→ **Data for this exercise**:
-*-*-

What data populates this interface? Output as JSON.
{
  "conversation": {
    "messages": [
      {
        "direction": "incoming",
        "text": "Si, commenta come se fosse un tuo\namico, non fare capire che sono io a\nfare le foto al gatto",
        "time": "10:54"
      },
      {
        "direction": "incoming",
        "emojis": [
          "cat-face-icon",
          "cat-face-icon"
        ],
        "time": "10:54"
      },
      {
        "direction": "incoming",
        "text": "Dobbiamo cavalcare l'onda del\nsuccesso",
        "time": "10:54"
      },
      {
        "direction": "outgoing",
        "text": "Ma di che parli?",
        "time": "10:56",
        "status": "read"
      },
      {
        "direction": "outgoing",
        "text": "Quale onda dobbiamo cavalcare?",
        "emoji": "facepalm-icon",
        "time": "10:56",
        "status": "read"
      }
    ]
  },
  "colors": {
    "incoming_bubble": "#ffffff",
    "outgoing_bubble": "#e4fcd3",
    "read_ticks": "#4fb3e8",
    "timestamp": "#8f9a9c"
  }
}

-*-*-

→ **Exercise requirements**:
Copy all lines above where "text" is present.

→ **Answer to the exercise**:
        "text": "Si, commenta come se fosse un tuo\namico, non fare capire che sono io a\nfare le foto al gatto",
        "text": "Dobbiamo cavalcare l'onda del\nsuccesso",
        "text": "Ma di che parli?",
        "text": "Quale onda dobbiamo cavalcare?",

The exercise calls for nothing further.